“I feel like there's enough passionate people that will understand how important this opportunity is that any candidate that gets behind it, I think will do better. I think it's been underrepresented and it hasn't been out there,” he said. “But now that we've had a chance to discuss it with the candidates, they seem to be saying, ‘OK, we get it.’”

Three more candidate events to come

The Whistler Racket Club is hosting its own informal meet-and-greet with candidates on Friday, Sept. 23 from 6 to 8 p.m.

Then, on Wednesday, Sept. 28, Pique joins Arts Whistler and the Whistler Chamber of Commerce in hosting an all-candidates meeting at the Maury Young Arts Centre, from 6 to 9 p.m. Candidates will have an opportunity to address the audience and answer questions from the host organizations as well as community members. 

The event is free, but registration is required. Register here

There is also an option to attend virtually, which can be registered for at the above link. A link to the livestream will be sent prior to the event, and virtual attendees will have the chance to ask questions remotely on the day of via Slido. 

Campaign season culminates on Wednesday, Oct. 5 with the Association of Whistler Area Residents for the Environment (AWARE) and the Whistler Community Services Society co-hosting their own all-candidates meeting, focused on "Conversation, Climate and Community Wellbeing." Held at the Maury Young Arts Centre from 6 to 8:30 p.m., the meeting will give candidates time to answer questions from the host organizations and members of the public. Doors open at 5:30 p.m. 

The event is free to attend, but space is limited, so arrive early to secure a seat. 

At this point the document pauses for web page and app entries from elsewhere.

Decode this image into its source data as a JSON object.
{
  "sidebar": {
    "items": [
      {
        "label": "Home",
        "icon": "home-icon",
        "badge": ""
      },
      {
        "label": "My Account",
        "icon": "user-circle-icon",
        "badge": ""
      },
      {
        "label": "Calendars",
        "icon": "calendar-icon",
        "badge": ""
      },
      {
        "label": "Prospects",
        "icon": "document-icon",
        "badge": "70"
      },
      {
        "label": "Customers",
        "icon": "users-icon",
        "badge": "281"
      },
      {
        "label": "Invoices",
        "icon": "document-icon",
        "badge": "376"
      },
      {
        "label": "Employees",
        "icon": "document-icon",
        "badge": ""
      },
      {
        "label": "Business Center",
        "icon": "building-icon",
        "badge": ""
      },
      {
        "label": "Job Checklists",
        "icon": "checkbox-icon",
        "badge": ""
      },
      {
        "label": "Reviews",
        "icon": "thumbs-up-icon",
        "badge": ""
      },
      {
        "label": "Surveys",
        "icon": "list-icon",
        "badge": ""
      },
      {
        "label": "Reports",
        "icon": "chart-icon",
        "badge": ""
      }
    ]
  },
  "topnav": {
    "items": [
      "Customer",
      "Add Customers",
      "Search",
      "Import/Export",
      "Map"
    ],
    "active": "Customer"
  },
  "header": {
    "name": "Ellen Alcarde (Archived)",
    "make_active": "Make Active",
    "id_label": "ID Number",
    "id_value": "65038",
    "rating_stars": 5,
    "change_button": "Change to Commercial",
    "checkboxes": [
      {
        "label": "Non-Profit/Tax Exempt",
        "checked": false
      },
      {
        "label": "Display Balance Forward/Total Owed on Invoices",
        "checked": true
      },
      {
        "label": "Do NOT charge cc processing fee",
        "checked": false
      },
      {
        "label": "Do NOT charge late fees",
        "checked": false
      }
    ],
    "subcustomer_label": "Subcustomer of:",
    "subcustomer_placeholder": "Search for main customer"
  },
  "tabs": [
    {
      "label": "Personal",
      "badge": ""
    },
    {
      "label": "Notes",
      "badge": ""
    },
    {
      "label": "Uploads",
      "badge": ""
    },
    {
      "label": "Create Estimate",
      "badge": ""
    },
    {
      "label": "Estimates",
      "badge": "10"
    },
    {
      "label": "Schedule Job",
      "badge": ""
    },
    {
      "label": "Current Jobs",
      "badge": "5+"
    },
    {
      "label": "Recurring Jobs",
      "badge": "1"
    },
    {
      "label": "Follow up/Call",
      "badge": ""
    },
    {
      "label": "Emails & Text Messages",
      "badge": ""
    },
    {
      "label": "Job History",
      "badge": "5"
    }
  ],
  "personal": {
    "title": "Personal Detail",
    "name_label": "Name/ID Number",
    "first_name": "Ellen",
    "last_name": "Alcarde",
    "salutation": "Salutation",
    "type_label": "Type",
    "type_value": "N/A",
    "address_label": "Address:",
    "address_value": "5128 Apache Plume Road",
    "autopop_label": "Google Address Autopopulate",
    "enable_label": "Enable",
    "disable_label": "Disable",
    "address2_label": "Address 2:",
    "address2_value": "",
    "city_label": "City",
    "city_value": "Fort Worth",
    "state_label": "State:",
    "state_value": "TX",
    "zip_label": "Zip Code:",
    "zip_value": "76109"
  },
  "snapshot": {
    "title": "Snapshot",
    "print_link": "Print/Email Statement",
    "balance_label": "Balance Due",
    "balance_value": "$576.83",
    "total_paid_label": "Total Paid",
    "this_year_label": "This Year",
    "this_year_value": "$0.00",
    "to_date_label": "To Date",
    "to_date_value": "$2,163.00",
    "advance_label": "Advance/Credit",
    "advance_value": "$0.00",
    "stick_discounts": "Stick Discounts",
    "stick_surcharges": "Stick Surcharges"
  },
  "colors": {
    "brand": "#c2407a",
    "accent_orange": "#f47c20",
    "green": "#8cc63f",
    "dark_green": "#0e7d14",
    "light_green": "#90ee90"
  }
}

For those unable to attend in-person, the meeting can be viewed online by registering here. Registrations close at noon on Oct. 5. A link to access the livestream will be sent out prior to the event. Virtual attendees will once again have the chance to pose questions to the candidates remotely via Slido.  

Pique will have more election coverage—including hearing from the candidates themselves—leading up to voting day on Oct. 15.